Asked in the summer if Arsenal could win the Premier League this season, Arsene Wenger was in optimistic mood. "We want to and we have a desire to," he told the club's official website. "We are up for it and what we want is to come out of the season and know we have given our best. I feel we did that last year, finishing third with the start we had.
"The first target is to do as well as we can in every single game and see where we stand at the end of the season, but of course we want to fight for the championship. We are in a much stronger position now because last summer we lost (Samir) Nasri and (Cesc) Fabregas, and on top of that we lost (Abou) Diaby and (Jack) Wilshere. We lost four players at the start of last season and that is not the case this time."
Wenger's opposite number at White Hart Lane was also talking up his side's chances of glory upon his appointment as Tottenham boss. "We go into four competitions next season and we go into them with the maximum ambition of trying to win them," Andre Villas-Boas told Spurs' official website. "I think taking this step is something very decisive, shows straight away our commitment towards winning titles and creates the right winning mentality towards the future to take the club forward."
Eleven games into the new campaign and a little of that hope is beginning to dissipate as the reality of familiar problems hits home. On Saturday lunch-time the north London derby will be the battle between the seventh and eighth-place teams in the Premier League.
|Arsenal - PL 2012/13|
|Spurs - PL 2012/13|
Arsenal supporters will recognise the same old flaws. The Gunners continue to control the midfield on the assumption that chances will come. But too often the incision has been lacking. With Wenger's men dominating possession, the opposition chances are restricted - but when they do arrive, the brittle defence invariably does not do enough to prevent the ball finding its way into the net.
Tottenham showed plenty of character to beat Manchester United in September but, despite the talk of a new mentality, what followed will have been grimly familiar to Spurs supporters. There was a 1-0 home defeat to Wigan, as in 2010, and a last-gasp defeat at Manchester City in a repeat of the disappointment at the Etihad Stadium in January.
The more things change, the more they stay the same. As a result, this could still turn out to be the battle for fourth and the reward of UEFA Champions League football. Clearly, it's still a big game. But perhaps not for the reasons the managers would like it to be. The loser of Saturday's clash will surely find himself under significant pressure.
"I have big sympathy for Villas-Boas," said Wenger when the Portuguese coach was on the brink at Chelsea last winter. "I like him, personally. I think he is intelligent, competent. You can only think that he'll get it right. He is at the start of his career. Age can be a handicap on both sides. When you are young, they say you are too young. When you are old, they say you are too old."

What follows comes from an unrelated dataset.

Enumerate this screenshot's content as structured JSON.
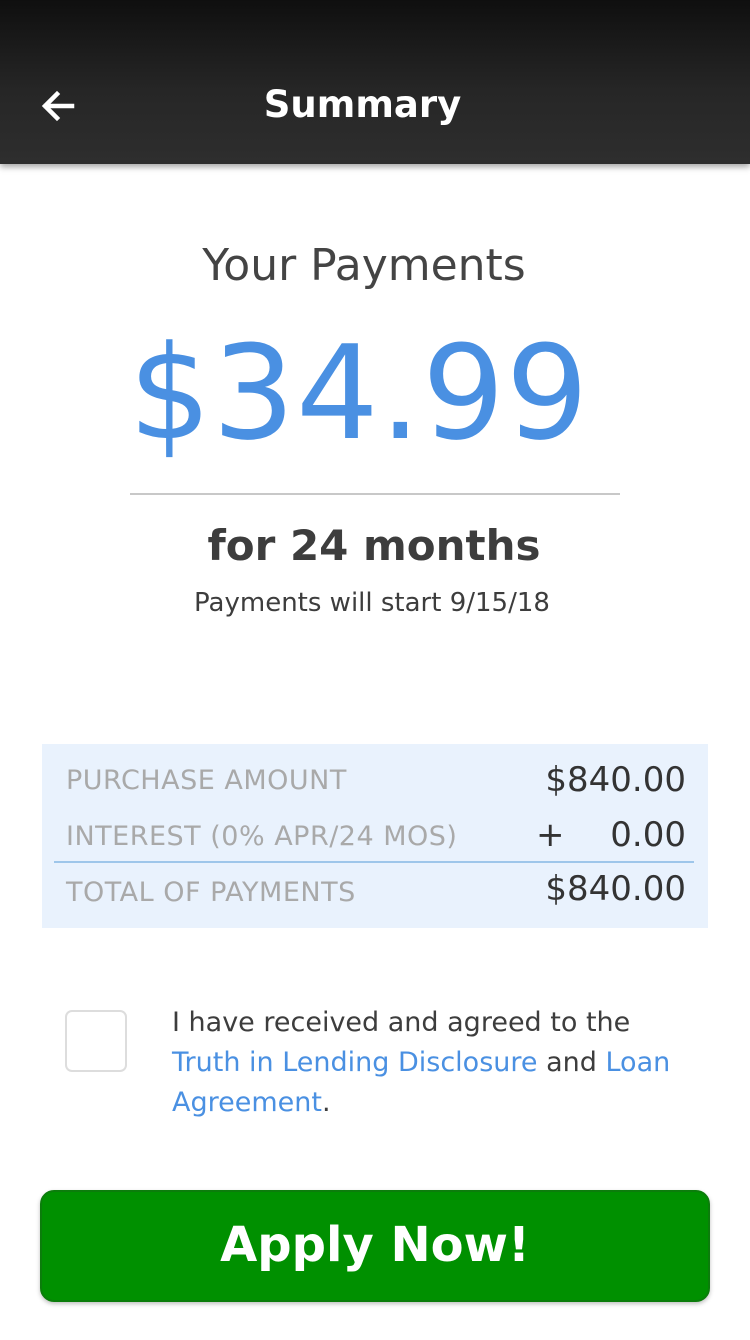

With the ambitious talk of competing for the Premier League title already looking far-fetched, it seems likely that the final-whistle focus will be on 'old man' Wenger or 'too young' Villas-Boas when the Sky Sports cameras visit the Emirates Stadium on Saturday.